Interesting news this week on the activity in the "dark matter" of human DNA.
Unlike the boxes of items you've got packed away in that expensive storage unit, the "junk" in our DNA isn't so junky after all. In fact, it looks like it's key to our epigenetic systems and activities.
We've known about epigenetics, or the biological and environmental activation of gene expression, for a few years now. Linking the idea of epigenetics to its actual place in our DNA is a huge step.
When we start talking about brain activity, though, things get philosophically and ethically complicated. Check out the story of James Fallon, who has both the genetics and the brain structure of a psychopath, but who is as normal and productive as they come.
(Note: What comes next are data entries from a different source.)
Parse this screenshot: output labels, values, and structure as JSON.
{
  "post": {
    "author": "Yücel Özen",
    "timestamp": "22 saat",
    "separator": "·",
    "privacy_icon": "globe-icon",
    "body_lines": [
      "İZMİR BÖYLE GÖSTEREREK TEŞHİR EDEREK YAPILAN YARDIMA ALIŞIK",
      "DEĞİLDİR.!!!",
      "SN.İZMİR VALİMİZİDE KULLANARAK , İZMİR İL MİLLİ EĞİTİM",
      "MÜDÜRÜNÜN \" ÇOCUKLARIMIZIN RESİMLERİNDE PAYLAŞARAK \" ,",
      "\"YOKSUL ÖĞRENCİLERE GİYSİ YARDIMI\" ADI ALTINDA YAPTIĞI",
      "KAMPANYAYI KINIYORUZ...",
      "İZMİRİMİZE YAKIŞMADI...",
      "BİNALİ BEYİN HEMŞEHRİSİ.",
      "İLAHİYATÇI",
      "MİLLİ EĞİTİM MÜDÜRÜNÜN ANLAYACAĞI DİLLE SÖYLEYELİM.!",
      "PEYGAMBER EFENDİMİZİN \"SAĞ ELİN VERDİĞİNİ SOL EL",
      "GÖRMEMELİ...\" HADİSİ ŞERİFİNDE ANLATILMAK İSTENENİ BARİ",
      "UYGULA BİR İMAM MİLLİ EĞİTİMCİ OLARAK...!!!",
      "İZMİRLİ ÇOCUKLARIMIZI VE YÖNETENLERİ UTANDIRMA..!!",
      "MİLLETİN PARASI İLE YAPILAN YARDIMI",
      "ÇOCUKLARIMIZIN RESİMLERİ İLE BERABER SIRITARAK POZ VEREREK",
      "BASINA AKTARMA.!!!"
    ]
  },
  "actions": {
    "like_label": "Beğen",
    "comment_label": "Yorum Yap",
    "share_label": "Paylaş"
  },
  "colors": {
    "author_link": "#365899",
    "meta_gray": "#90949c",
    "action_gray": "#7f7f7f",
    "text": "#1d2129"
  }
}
What is society's responsibility toward the individual and the group as we learn more about our brains? Our current model of criminal justice lags behind the criminal act. Essentially, we have structured society in a way that permits criminal activity to happen. But what will our responsibilities be as these discoveries reveal more, as no doubt they will?
How will we reckon with the question of free will?